- Prepare to Be Wrong: I found this chapter to be the most eye-opening because as an optimist, futurist, and a maximizer I naturally like to think that I always make the most of my decisions. This chapter will give you greater confidence in your choices by helping to harness your expectations. I’ll definitely be using their suggestions for stacking the deck in my favor by preparing for good and bad situations, as well as how to set “tripwires” that specify circumstances for when I should re-evaluate a decision.
Does It Work?
I put parts of the framework to the test in two different contexts: client-related and personal advice.I’m guiding a client through a marketing support Request for Proposal (RFP) process as part of their growth plan implementation strategy. In brief, when I suggested the idea of testing out two final candidates simultaneously for the first phase of work (to ensure cultural fit and generate more ideas) they kindly replied with, “This is why we pay you the big bucks!” So, I was able to successfully draw an appropriate idea from the framework to help a client widen options.
A friend asked for career advice about whether to study for an intensive series of difficult tests in order to keep her position, or to move on to another organization that doesn’t require she pass these tests. I briefly shared with her the overarching framework and key guiding questions, but it was a little too much for her to absorb. So, you have the option of downloading a cheat sheet on the framework from their website, but it may be difficult to assimilate it in a way that provides greater confidence and clarity to your natural decision-making style.
What I’ll Apply Moving Forward
Three more of the lessons I’m already using more deliberately are:
- Use of data when helping clients understand usefulness of ‘devil’s advocate hat’
- Construal-level theory and prospective hindsight
- Coaching and capitalizing on unexpected successes
Please let me know how you enjoy the book and what you find most applicable!
Heath, C. & Heath, D. (2013). Decisive: How to Make Better Choices in Life and Work. Crown Business.
Covey, S. R. (1989). The 7 Habits of Highly Effective People: Powerful Lessons in Personal Change. New York: Simon and Schuster.
Photo Credit: via Compfight with Creative Commons licenses
Signposts courtesy of KungPaoCajun
Gain some distance before deciding courtesy of Patty Maher
Different ways to get there courtesy of Al_HikesAZ
Giselle, Imagine what you would find if you applied WRAP to PP?
This whole model assumes that we don’t have blind spots
Thanks for this Giselle – I have been curious about this book since it came out. I have really enjoyed the other Heath brother books and found them very useful and helpful. But I was wondering if there was much new in this one. It has been on my wishlist since it was released, so I’m still deciding. 🙂 What would you suggest?
Hi Tiggy, Very true, blind spots can always be a problem. However, I think the authors do a fine job of providing a few techniques in the Reality Test You Assumptions section for mitigating their existence.
Hi Lisa, I’d say go for it! There are definitely studies you will be familiar with, but there are also many more that may be new to you.

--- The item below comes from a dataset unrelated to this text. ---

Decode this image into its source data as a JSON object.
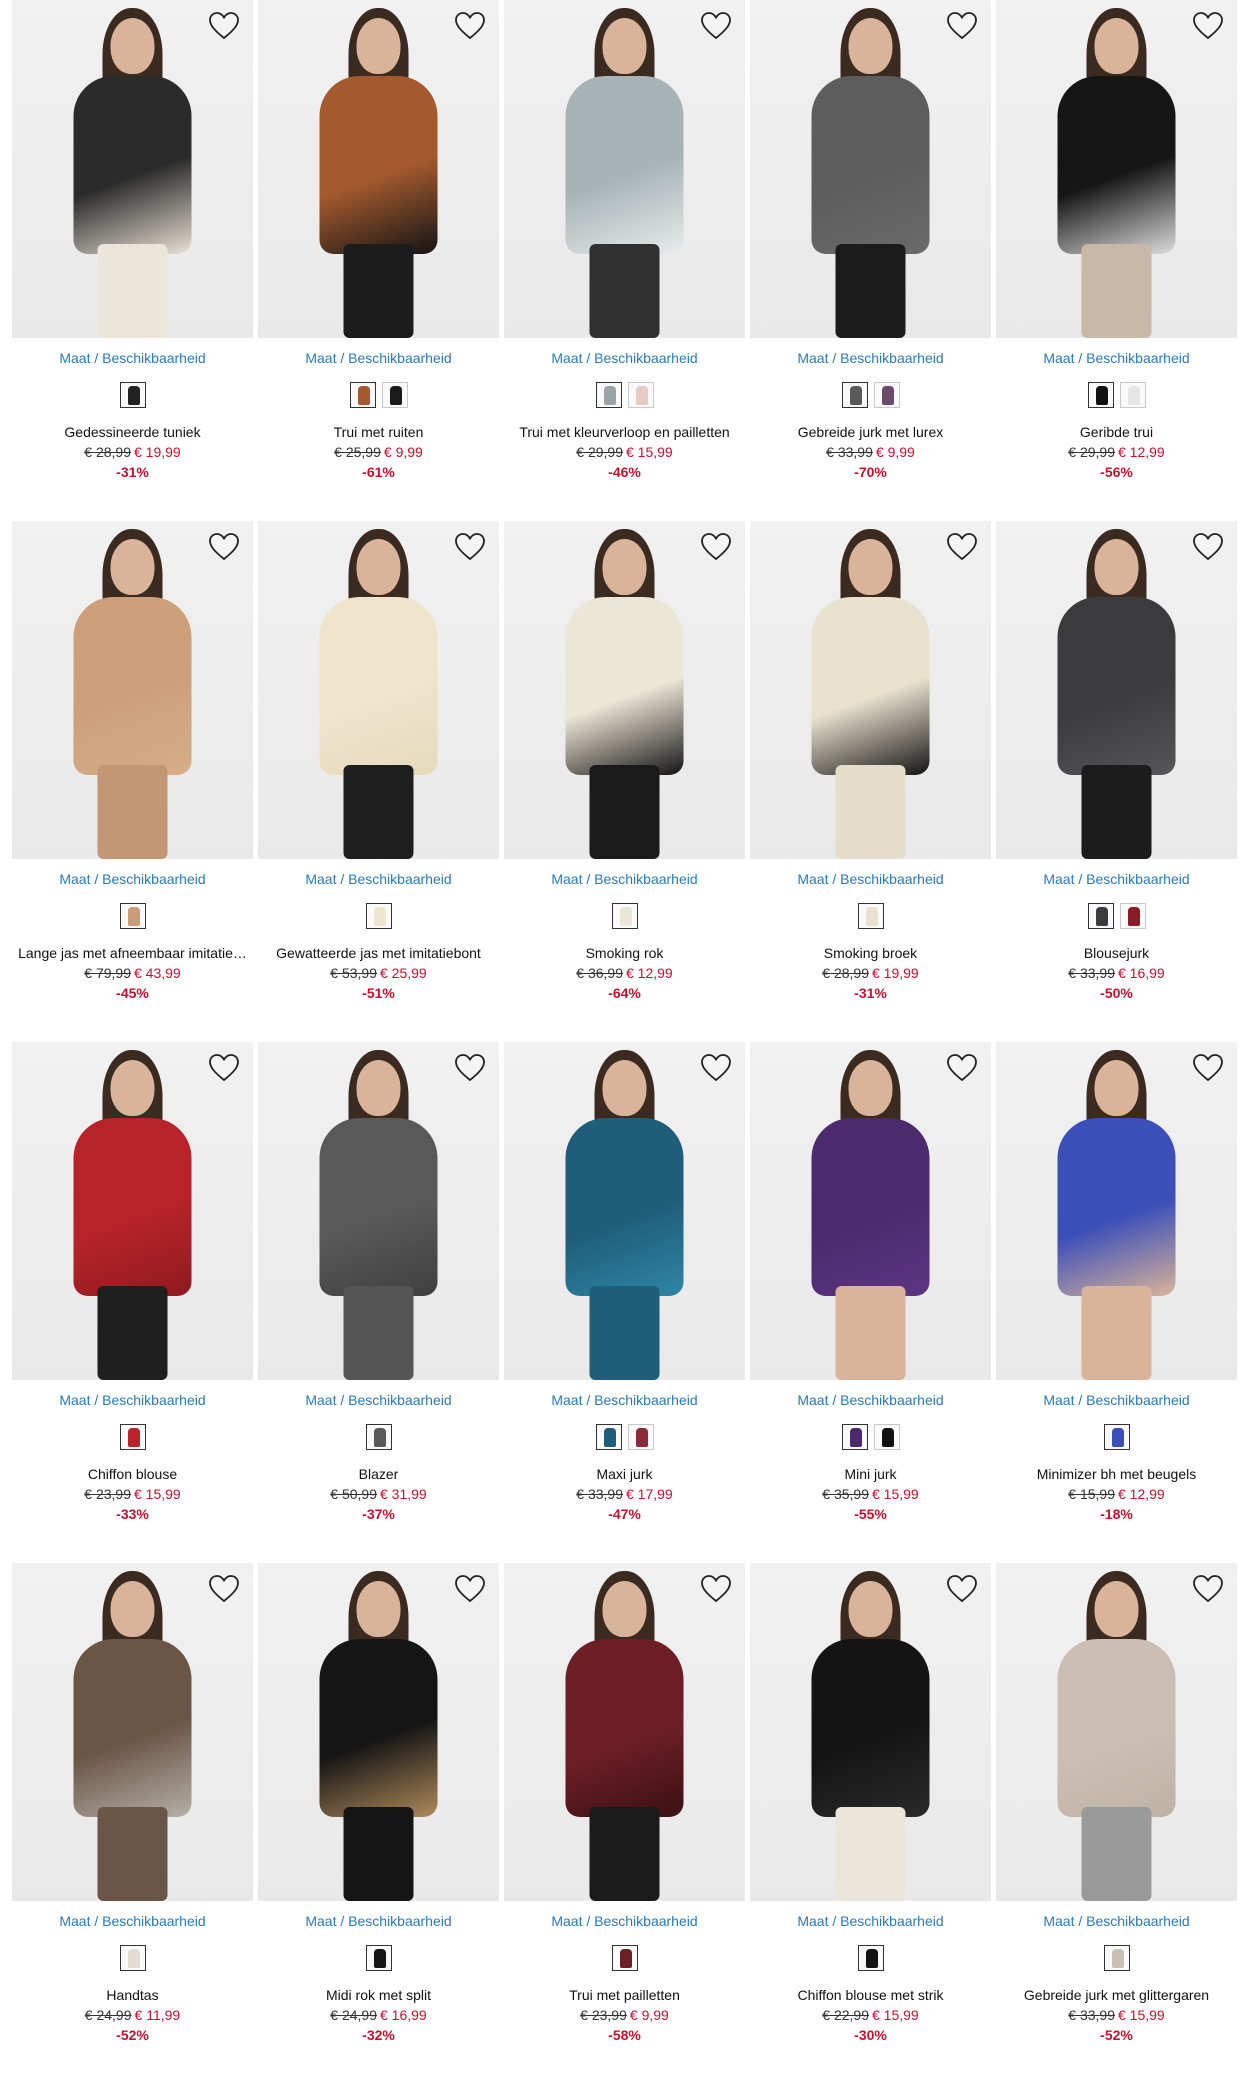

And the way the authors introduce the research makes it very accessible and practical. Plus, I think it’s a great book to loan to others.
Giselle – then using WRAP what are some of the reality checks on PP?
This book is excellent and all the insights I gained from reading this can apply to every business related and personal decisions I make in my life. I’ve recommended this book to many of my friends.